Photo of the month: Brolga continue to give the tick of approval to NGT’s wetland restoration projects

Much of what goes on in a wetland after we’ve undertaken remedial works to restore hydrology or manage other threats, goes on quietly without fuss. For fish, frogs, crayfish and many of the smaller water birds, you actually have to go looking closely to find them.

However, one species that we hear about pretty quickly after they return is the Brolga – because this majestic bird is of a size that is very hard to miss!

Over the years we’ve been working to restore wetlands, we’ve seen the species return and successfully breed on two private wetlands on farms near Dartmoor and wetlands in the southern Grampians like Brady Swamp. We’ve also had significant success on our own restoration reserves, with Brolga regularly sighted at Mt Burr Swamp, flocking in increasing numbers each year at Green Swamp (peaking this year at over 200 birds in late autumn!), and successfully breeding in 2021 for the first time at Walker Swamp since that wetland was restored in 2019. This year we have been seeing two pairs hanging around at Walker Swamp, so watch this space!

In some more exciting news and in another endorsement of the value of wetland restoration to this species, NGT’s Hutt Bay Wetland Restoration Reserve (on the coast south of Mt Gambier) is now the latest restored wetland to support a Brolga breeding pair.
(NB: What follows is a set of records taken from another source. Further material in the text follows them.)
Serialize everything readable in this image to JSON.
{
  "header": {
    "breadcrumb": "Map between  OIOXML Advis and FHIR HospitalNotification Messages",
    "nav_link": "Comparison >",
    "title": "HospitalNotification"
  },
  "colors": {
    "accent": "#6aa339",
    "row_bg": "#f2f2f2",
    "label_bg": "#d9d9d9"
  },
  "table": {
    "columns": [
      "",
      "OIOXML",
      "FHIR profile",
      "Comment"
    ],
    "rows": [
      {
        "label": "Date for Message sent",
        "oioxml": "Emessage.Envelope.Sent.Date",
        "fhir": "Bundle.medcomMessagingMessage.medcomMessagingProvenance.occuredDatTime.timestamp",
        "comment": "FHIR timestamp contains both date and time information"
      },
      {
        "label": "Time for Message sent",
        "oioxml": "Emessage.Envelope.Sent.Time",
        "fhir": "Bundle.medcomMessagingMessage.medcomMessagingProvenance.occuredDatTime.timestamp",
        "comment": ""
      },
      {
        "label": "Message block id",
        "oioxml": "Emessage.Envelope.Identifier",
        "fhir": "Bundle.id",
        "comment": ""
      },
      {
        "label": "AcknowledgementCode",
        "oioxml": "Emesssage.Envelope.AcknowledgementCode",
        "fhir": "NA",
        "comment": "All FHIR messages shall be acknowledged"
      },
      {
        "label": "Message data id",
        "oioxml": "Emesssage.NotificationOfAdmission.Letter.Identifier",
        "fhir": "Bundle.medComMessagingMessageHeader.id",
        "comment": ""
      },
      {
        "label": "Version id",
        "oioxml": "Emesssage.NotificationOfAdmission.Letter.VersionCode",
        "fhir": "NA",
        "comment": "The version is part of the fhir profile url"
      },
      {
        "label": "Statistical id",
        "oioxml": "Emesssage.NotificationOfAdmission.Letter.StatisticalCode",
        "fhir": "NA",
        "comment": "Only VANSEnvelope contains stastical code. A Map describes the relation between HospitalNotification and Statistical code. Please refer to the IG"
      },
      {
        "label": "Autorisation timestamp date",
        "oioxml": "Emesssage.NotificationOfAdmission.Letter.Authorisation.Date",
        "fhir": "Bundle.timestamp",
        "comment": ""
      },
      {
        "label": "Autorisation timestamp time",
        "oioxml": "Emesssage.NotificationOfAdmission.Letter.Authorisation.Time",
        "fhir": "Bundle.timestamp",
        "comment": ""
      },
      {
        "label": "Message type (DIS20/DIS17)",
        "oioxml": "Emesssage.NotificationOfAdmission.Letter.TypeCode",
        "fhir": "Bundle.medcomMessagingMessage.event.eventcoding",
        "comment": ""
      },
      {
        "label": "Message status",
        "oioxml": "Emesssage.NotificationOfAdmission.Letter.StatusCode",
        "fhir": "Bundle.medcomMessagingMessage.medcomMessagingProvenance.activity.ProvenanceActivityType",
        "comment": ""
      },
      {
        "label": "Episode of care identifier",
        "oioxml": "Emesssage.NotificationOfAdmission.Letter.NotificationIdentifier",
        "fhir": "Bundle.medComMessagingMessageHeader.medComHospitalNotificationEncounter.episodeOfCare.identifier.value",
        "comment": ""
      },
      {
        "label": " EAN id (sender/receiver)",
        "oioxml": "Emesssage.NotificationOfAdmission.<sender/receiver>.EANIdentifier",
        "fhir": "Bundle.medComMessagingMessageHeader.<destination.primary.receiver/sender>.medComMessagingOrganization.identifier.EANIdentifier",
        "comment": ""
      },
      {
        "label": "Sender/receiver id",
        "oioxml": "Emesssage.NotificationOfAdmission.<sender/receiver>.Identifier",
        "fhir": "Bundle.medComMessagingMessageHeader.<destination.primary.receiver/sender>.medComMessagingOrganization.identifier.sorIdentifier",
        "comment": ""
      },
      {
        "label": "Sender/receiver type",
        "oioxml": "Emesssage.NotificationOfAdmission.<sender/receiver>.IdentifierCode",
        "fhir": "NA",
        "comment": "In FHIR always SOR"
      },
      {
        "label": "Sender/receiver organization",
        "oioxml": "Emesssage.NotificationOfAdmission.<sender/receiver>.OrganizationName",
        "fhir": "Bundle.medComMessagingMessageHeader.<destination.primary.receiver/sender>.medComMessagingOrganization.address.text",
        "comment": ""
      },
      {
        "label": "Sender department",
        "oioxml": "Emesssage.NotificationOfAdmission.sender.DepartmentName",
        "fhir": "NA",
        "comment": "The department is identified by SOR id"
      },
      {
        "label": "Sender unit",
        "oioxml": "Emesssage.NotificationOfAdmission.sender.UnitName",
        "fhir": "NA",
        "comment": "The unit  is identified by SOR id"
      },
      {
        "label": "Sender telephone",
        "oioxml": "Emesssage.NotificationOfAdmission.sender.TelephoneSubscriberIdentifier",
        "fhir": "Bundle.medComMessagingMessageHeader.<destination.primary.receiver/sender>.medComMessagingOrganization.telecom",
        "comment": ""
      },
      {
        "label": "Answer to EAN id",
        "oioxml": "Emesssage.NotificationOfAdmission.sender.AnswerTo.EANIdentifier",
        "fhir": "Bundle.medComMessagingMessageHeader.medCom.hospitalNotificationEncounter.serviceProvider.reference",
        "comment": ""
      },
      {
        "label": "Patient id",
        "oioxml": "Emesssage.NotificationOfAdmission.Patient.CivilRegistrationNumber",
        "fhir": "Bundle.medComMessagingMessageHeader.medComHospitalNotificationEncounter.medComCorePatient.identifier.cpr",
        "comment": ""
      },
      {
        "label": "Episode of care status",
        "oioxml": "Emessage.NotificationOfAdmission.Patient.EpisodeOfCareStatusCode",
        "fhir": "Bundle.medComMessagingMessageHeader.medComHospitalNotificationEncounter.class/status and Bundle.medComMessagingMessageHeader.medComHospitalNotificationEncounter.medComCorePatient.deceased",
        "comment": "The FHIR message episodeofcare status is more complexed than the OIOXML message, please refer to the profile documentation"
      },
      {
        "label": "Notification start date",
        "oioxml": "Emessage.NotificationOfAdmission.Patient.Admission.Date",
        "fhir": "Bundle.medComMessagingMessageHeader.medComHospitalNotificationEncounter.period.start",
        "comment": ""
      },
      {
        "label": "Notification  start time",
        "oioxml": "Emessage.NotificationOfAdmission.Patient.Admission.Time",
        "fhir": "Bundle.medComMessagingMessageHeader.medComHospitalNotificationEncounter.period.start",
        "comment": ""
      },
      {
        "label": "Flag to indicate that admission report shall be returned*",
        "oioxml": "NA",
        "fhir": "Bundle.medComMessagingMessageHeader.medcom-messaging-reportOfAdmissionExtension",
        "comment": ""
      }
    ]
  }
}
While we are not yet certain of the outcome of this attempt, the photo below of a Brolga nest with two eggs was taken in early September 2022, as a result of hydrological restoration works only completed in May this year. By any measure that is a quick endorsement of the value of wetland restoration!

Brolga nest at NGT’s Hutt Bay Wetland in September 2022. Photo: Mark Bachmann

Brolga are telling us very clearly with their behavioural choices that a lack of access to suitable large, freshwater wetlands for breeding is a limiting factor for this threatened species in our artificially dry landscape – a landscape where so many of our large wetlands were lost to drainage several decades ago or more. This is why so many wetlands we are restoring are now being frequented or utilised by the species.

If you would like to restore an artificially drained wetland on your property, then we will do whatever we can to help, so please don’t hesitate to get in touch ().

Finally, just to wrap up this story, it is worth sharing with you how the eastern end of the Hutt Bay wetland has seen a rapid improvement in function this year, now more closely resembling its original hydrological state. To see why the works (minor levee bank and spillway) shown below are retaining significantly more water in this part of the wetland, please take a closer look at this previous update.

The restored eastern end of NGT’s Hutt Bay Wetland Restoration Reserve. Photo: Mark Bachmann
Mark Bachmann